But before we divulge the full details of Phenom's performance, we need to do the housekeeping on the handful of detail changes AMD has made to its processor architecture in the shift to 45nm.
The most obvious change is a boost in shared L3 cache memory from 2MB to 6MB. Add in the 512k of L3 cache attached to each core and you have a grand total of 8MB.
It's that boost in cache that swallows up the bulk of the increase to 758 million transistors for the new 45nm Deneb core.
AMD has also overhauled both the chip's memory controller and HyperTransport communications link. The former receives support for DDR3 memory. The latter is now the full HyperTransport 3.0 Monty.
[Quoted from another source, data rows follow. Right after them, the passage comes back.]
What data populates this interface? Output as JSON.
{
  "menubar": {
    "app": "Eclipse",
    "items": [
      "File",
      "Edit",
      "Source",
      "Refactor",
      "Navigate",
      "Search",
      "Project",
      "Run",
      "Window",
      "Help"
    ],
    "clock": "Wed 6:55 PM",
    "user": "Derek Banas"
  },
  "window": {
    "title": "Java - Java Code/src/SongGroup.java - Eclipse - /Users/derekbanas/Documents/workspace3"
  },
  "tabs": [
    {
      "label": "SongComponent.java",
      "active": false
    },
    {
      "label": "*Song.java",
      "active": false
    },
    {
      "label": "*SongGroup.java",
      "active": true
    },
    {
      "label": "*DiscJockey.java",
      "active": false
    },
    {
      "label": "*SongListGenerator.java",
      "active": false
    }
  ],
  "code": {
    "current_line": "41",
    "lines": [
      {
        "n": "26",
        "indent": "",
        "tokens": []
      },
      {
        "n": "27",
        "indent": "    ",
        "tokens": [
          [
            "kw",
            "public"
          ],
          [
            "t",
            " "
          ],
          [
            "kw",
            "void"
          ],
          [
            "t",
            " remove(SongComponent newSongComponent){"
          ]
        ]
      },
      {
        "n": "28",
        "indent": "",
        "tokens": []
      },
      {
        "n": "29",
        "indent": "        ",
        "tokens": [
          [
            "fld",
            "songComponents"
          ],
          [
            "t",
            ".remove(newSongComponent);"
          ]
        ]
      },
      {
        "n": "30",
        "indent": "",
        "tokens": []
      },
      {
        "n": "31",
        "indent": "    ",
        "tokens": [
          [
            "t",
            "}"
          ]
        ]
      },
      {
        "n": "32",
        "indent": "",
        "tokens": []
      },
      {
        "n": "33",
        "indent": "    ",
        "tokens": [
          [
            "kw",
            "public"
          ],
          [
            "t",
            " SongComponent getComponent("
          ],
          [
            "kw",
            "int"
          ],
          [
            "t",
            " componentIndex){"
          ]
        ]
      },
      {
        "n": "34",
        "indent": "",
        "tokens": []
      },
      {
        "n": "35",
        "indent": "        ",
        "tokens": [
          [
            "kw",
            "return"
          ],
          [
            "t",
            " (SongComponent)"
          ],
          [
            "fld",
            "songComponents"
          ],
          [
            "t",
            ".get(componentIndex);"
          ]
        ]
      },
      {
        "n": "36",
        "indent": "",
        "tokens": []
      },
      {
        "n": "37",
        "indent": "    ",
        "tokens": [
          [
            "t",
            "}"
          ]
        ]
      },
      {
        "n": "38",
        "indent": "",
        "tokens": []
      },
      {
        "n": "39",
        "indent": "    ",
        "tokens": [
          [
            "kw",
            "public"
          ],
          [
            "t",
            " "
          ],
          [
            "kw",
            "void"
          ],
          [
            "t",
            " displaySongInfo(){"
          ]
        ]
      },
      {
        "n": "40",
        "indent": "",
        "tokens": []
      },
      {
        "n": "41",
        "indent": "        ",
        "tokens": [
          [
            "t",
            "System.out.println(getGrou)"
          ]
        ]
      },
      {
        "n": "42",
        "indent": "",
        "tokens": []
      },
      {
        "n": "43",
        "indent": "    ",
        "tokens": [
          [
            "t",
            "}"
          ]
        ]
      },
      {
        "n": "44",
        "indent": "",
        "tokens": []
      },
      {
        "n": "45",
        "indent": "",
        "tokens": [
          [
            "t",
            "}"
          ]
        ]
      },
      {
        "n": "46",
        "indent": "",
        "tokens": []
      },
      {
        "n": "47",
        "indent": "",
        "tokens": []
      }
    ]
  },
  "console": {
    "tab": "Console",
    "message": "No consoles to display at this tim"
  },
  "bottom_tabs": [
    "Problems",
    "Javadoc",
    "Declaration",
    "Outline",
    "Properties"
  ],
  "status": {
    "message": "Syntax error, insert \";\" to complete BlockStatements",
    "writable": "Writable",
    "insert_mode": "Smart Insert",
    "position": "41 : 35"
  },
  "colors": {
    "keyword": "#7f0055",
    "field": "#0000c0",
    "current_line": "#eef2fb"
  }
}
However, both of those upgraded features are dependent on the presence of the new AM3 socket, due out later this year.
AM3 will, of course, be physically compatible with the existing AM2 and AM2+ sockets. Should you choose, you can buy your Phenom II today, drop it into an AM2 board and then swap it over to an AM3 board in future, exposing the added functionality.
Finally, the execution cores have been massaged with a view to releasing a few more instructions per clock, otherwise known as IPC. But even AMD concedes the improvement in IPC only aids overall performance by a few percentage points.
As we said, Deneb is not a revolutionary new architecture. But thanks to the 45nm silicon and a general lack of brokenness, it has every opportunity to fulfil its potential.
Cost is everything
As ever for AMD, pricing will be key. At launch, the top AMD Phenom II X4 940 BE slots into the narrow gap between Intel's Core 2 Q9400, which generally goes for about £215, and the new entry-level Core i7 chip, the 920, typically yours for around £240.
The 3GHz Phenom II X4 940 is also joined by the slightly cheaper 920 model. It's mostly identical to the 940, includes the full 8MB of cache but runs at 2.8GHz. It also lacks the 940's OC enthusiast-friendly unlocked multiplier.
This month, it's the 940 Black Edition we've taken for a spin. First impressions are unambiguously good. In our tests, the new chip manages to not only reduce power consumption by an enormous 56 Watts compared to the outgoing old 65nm Phenom X4 9950 Black Edition, but it also runs fully 25°C cooler. And that's despite the 400MHz increase in clockspeed. In our deepest Quake III voice, that is IMPRESSIVE.
Another pleasant surprise is how well it stacks up against the Core 2 Q9400 CPU.
Essentially, it trades blows with the Q9400, winning in media encoding and professional rendering and coming up only a tiny bit short in the Crysis Warhead and Blu-ray decoding benchmarks.
Admittedly, the Core i7 920 does give it a moderately hefty shoeing. However, with the current prices of Core i7 motherboard's being well north of £200, not to mention the added cost of properly populating that Core i7's monstrous triple channel memory controller, there's a substantial hidden price differential beyond the mere cost of the CPUs in question.
If there's one area where the Phenom II slightly disappoints, though, it's in sheer overclocking prowess. The 3.7GHz our sample is capable of is extremely solid, even if it does require you to be a bit of a mentalist with the voltages (1.575v, if you must know).
But after watching Phenoms running at 4GHz on air cooling in the Lone Star State late last year, we were expecting just a tiny bit more. Despite this, with everything else the AMD Phenom II X4 840 BE serves up tasting so good, that's certainly something we can swallow.